Richard Martin for MIT Technology Review:  At the giant Mohammed bin Rashid Al Maktoum Solar Park under construction near Dubai, a desalination facility goes into operation this month. Run by an array of solar panels and batteries, the system will produce about 13,200 gallons of drinking water a day for use on site. That’s insignificant compared with desalination plants elsewhere, but it’s a start toward answering a pressing question: can countries stop burning fossil fuels to supply fresh water? Hundreds of desalination plants are planned or under way worldwide because fresh water is increasingly precious. According to a report from the International Food Policy Research Institute, more than half the world’s population will be at risk of water shortages by 2050 if current trends continue. In drought-ridden California, a $1 billion plant at Carlsbad, north of San Diego, will produce 54 million gallons of fresh water a day. The giant Sorek plant in Israel can crank out more than 160 million gallons a day (see “Megascale Desalination” and “Desalination Out of Desperation”). But these plants are a devil’s bargain; they use power from plants that, in most cases, emit greenhouse gases, ultimately worsening the problem of drought. Saudi Arabia, for instance, uses around 300,000 barrels of oil every day to desalinate seawater, providing some 60 percent of its fresh water supply. That’s not sustainable. Finding a way to produce fresh water without burning fossil fuels is critical not just for the desert countries of the Middle East but for a growing number of places around the world.   Cont'd...

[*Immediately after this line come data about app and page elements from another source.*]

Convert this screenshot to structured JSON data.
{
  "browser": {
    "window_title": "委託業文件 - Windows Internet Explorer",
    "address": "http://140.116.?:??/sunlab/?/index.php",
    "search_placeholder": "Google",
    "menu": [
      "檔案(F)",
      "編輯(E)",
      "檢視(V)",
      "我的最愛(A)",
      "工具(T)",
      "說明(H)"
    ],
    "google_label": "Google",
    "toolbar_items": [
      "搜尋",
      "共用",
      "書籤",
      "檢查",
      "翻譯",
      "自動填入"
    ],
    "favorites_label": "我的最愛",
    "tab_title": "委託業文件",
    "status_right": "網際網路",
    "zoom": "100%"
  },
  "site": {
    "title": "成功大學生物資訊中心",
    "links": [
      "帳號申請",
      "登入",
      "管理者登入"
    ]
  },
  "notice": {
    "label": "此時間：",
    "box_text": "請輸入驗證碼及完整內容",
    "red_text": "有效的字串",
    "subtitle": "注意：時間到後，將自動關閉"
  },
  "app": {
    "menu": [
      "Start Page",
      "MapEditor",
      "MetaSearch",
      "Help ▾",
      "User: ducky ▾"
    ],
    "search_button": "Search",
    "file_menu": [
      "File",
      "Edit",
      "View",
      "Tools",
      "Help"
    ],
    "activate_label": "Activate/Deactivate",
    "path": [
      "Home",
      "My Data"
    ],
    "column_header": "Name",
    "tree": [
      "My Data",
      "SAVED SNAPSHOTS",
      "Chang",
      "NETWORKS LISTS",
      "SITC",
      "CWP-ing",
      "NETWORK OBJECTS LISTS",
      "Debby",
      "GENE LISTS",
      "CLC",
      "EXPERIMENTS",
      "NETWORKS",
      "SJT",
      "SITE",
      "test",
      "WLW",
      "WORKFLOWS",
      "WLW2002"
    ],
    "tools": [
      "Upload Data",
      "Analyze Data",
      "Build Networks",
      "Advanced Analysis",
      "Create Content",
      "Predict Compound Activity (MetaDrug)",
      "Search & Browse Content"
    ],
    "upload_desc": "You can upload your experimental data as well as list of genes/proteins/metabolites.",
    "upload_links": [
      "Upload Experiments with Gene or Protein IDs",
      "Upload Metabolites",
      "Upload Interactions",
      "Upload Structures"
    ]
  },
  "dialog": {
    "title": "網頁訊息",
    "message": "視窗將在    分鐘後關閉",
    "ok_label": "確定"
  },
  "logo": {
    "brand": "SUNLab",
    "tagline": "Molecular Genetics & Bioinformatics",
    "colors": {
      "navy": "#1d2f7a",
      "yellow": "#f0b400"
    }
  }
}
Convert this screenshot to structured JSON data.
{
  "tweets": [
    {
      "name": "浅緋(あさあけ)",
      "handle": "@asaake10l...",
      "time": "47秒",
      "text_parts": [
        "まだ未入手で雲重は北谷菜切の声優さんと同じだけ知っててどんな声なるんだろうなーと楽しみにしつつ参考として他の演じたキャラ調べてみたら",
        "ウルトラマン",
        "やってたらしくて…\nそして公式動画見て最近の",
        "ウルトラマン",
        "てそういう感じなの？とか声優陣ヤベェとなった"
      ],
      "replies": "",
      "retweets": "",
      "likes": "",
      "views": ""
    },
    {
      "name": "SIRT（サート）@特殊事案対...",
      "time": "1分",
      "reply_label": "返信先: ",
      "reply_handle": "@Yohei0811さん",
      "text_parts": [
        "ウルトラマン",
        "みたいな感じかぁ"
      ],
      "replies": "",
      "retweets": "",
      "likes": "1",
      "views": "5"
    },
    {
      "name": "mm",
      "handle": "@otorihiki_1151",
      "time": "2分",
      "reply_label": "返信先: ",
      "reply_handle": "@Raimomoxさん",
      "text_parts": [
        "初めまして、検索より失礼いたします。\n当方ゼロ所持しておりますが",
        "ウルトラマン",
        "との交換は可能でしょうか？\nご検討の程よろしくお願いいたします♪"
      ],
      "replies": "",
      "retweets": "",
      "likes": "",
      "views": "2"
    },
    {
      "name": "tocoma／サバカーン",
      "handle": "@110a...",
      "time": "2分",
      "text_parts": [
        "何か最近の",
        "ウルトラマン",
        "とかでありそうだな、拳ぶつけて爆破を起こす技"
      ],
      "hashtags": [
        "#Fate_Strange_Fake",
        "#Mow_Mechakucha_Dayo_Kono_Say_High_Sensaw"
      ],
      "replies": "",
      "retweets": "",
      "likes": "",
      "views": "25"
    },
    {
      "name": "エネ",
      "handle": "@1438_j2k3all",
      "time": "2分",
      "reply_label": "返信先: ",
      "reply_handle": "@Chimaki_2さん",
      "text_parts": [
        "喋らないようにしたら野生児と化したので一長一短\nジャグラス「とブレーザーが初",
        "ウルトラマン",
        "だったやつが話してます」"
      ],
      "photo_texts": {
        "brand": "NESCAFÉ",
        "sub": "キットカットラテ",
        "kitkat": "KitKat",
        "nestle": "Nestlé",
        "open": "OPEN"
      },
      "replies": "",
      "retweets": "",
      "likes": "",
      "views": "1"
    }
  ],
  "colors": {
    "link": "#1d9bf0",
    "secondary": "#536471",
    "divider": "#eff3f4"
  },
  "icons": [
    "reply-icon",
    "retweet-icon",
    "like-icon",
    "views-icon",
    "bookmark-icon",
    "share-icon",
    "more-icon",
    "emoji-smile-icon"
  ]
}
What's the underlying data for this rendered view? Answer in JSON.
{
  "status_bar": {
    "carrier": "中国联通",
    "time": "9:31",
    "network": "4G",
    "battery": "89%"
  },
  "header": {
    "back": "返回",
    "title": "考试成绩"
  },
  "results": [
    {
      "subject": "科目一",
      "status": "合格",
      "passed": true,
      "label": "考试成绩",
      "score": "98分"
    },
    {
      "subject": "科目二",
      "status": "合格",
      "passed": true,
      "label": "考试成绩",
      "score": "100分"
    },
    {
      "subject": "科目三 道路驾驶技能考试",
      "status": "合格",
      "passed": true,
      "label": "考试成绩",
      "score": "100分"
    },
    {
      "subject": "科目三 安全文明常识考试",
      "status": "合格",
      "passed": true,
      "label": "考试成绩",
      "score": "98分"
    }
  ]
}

Riding the 'Solarcoaster' as Shares Plunge Even More Than Coal

Joe Ryan & Brian Eckhouse for Bloomberg:  For all the upbeat forecasts about the growth of solar power, this is a punishing year for the industry. And it won’t improve anytime soon. SunEdison Inc., the world’s biggest clean-energy company, is bankrupt. Yingli Green Energy Holding Co., once the top panel maker, warned it may be inching toward default. And SolarCity Corp., the largest U.S. rooftop installer, plunged as much as 27 percent Tuesday after scaling back its installation forecast for the third time in seven months.  They’re not alone. A Bloomberg index of 20 major solar companies has slumped more than 30 percent this year. Soaring installations and growing global demand for clean energy is being trumped by investor concerns that the debt-fueled strategies employed by SunEdison, Yingli and SolarCity are endemic to the industry and dangerous for shareholders. “They call it the solarcoaster for a reason,” said Nancy Pfund, managing partner of DBL Partners and a SolarCity director. With so much happening, both positive and negative, “it’s been hard for investors to follow.” At a time when falling prices, renewed U.S. tax breaks and the Paris climate deal are fueling solar sales worldwide, solar shares are performing even worse than coal stocks.   Cont'd...

Records 136 to 150 of 1129

First | Previous | Next | Last

Solar & Wind - Featured Product

LG Solar Unveils NeON R with Enhanced Aesthetics and Energy Savings

LG Solar Unveils NeON R with Enhanced Aesthetics and Energy Savings

The NeON R module features "Back Contact" cell technology delivering an entirely black panel that is aesthetically pleasing and energy efficient. The cell's seamless, surface blends perfectly into nearly all rooftop designs while the module's electrodes are positioned on the rear of the cell. Using LG's N-type cell structure, the panels produce 365W of energy, up to 7.3kWp, compared to 5.8kWp of the p-type cell. The module's new design minimizes LID, thereby delivering a longer lifespan and increased energy output.